Built with Indexhibit
Part of the Disana Project
Curated by Kieren Sanderson
I have had bad hair since I was a teenager. For me, spending Rp6000 or Rp240,000 on a haircut gets the same result: more bad hair. But many of my friends have signature hair; hair that tells the world this person is unique, charming, charismatic and a bit dangerous…
For the Disana project I set out on a mission to uncover the secrets of signature hair; the barber shops, the styles, the products and the grooming techniques involved into turning your head into your personal billboard.
I starting visiting all of the barbershops in my area, chatting to the barbers, photographing their shops and in the process, getting more haircuts in 2 weeks than I’ve had in the past year. I noticed that in each shop there were posters of hairstyles presumably for the punters to choose the style they wanted. Men like myself have difficulty articulating to barbers how they want their hair cut, so this seemed like a good idea to me.
Many of the posters dated back since the 80’s. their colours had faded to a pale bluey green. The styles seemed humorously outdated and that’s what initially attracted me to them. But the process of photographing them and then painting them as portraits changed that.
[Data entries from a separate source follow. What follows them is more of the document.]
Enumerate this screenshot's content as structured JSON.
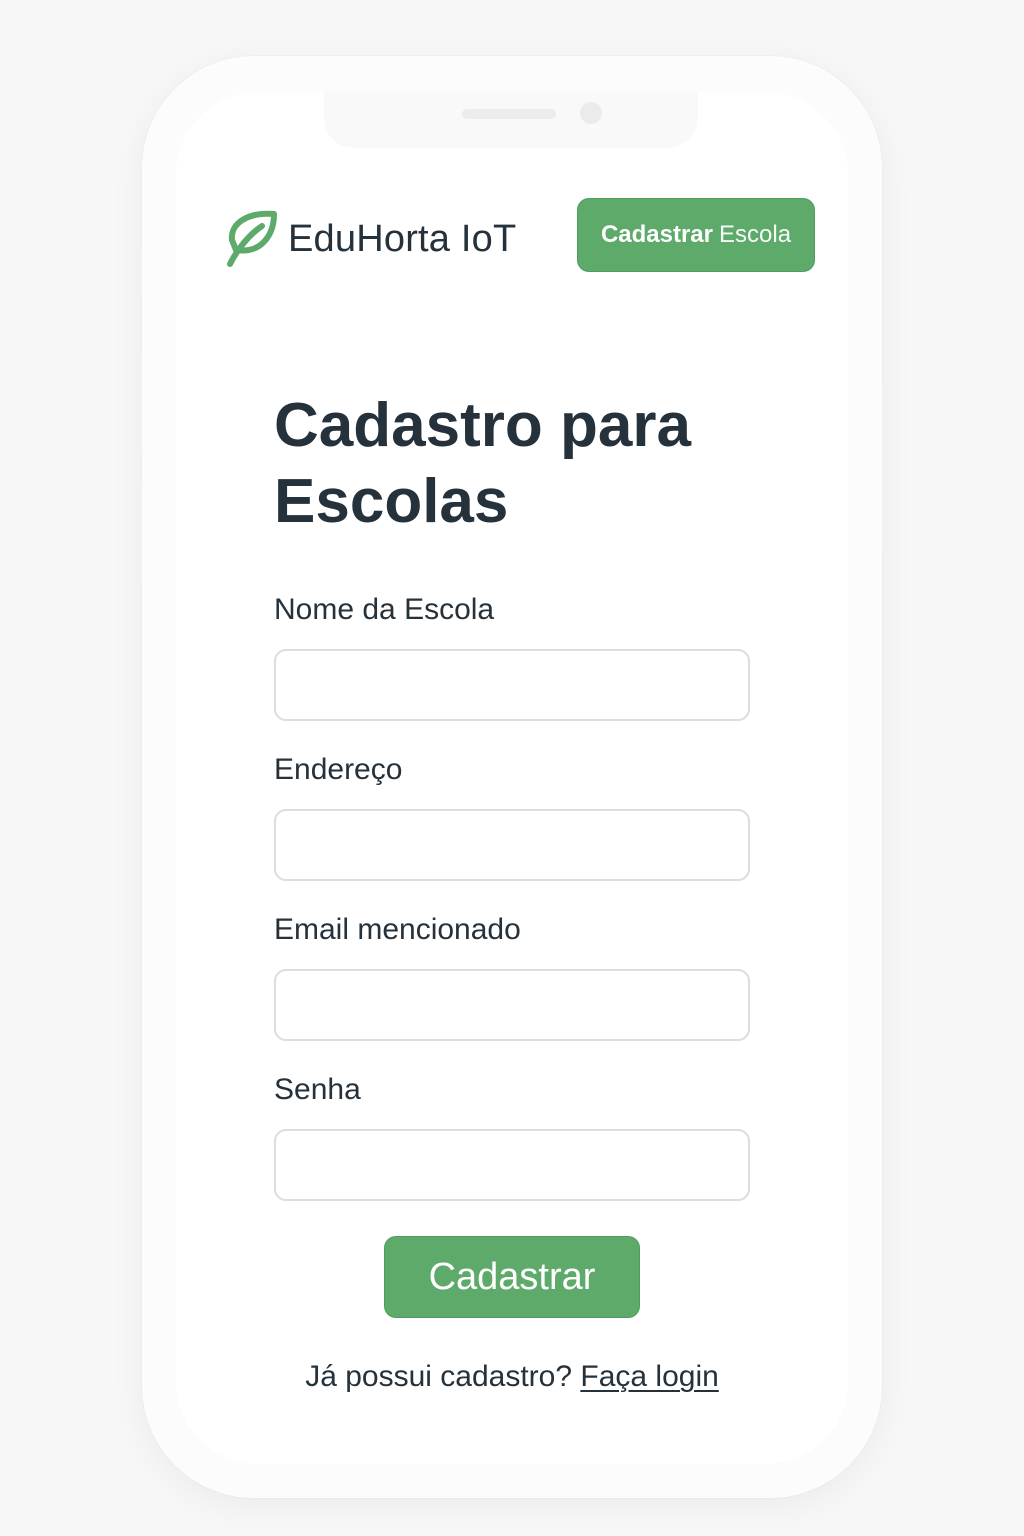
{
  "brand": {
    "name": "EduHorta IoT",
    "icon": "leaf-icon",
    "accent_color": "#5daa6b"
  },
  "header": {
    "register_button": {
      "bold_text": "Cadastrar",
      "light_text": "Escola"
    }
  },
  "form": {
    "title": "Cadastro para Escolas",
    "fields": [
      {
        "label": "Nome da Escola",
        "value": ""
      },
      {
        "label": "Endereço",
        "value": ""
      },
      {
        "label": "Email mencionado",
        "value": ""
      },
      {
        "label": "Senha",
        "value": ""
      }
    ],
    "submit_label": "Cadastrar"
  },
  "footer": {
    "question": "Já possui cadastro?",
    "login_link": "Faça login"
  }
}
Initially I didn’t really have a plan, I just enjoyed the challenge of working with brush and ink to make small portraits of men with anachronistic hairdos. But each portrait took quite a while to complete, maybe half an hour, and over that time I would think about the anonymous subjects; Who were they? Where did they come from? Where are they now? Some were clearly professional models, others seemed to just be passers by, unwittingly offering themselves up to thousands of barbershops across the country, and to generations of Indonesian men for the next several decades.
Most of them appear to be from Asia, although I’m not really sure if they are from Indonesia or not. But I like to think that this series represents Indonesian men if not directly, then indirectly through the haircuts they’ve had over their lives.
As the series progressed, I realised it was not enough to simply record the hairstyles I liked. I began to construct categories and typologies. I made selections like ‘style korea’, or ‘big 80’s hair’ and then, as I began to run out of obvious subjects, more obscure typologies like ‘looking to the left’ or men whose hands were in the photos, as in the series ‘Body Language’.
The obsessiveness of the collector crept up on me. My daily excursions to uncover new portraits in new barbershops meant I had to travel each day further and further afield, seeking out collecting tips and recommendations from anyone who was willing to indulge me. Initially I expected to complete 24 portraits, then I expanded it to 60, and then finally decided 100 would have to be my cutoff point. A collection must have limits, or else it just becomes a mania.
Things I barely noticed at first now excited me. I had passed by one poster several times with a series of fey blondes and, incongruously, David Bowie amongst them. Towards the end of the series I suddenly realized these images were essential to my documentation - a counterpoint to the overt masculinity of most of the other series, made even more prescient by the mysterious presence of David Bowie.
In some of the 'blondes' portraits, and also in other series, I became attuned to something else. I realized I could feel their suffering. Weird huh? Sometimes the pain was evident in the way they cut their hair to compensate for it. Other times it was more subtle, their face bowed down to hide the shame in their eyes, or a nervous smile that betrayed their fear of being ridiculed by the camera.
Is it possible to feel empathy for someone in a pen and ink portrait made from a photo of a faded photo taken maybe 25 years ago? And how is it that I feel so intimate with some and indifferent toward others?
Anyway I could go on about my many musings during the 10 days I spent making these works, traveling to barbershops in the mornings before work and then painting at home at my kitchen table until late at night. I enjoyed it a lot, but I was also glad to be released from it once the 100th portrait - my self-portrait - was finished.
I decided to wear a wig representing my favourite signature hairstyle to the opening. Nobody recognized me, or maybe they just felt uncomfortable talking to me while I was wearing it. So it was a weird night. As someone with a lifetime of bad hair, I’ve always thought that it didn't really count for much, that I don’t judge people by their hair, and I’m not judged by my hair either. But maybe I’m wrong about that.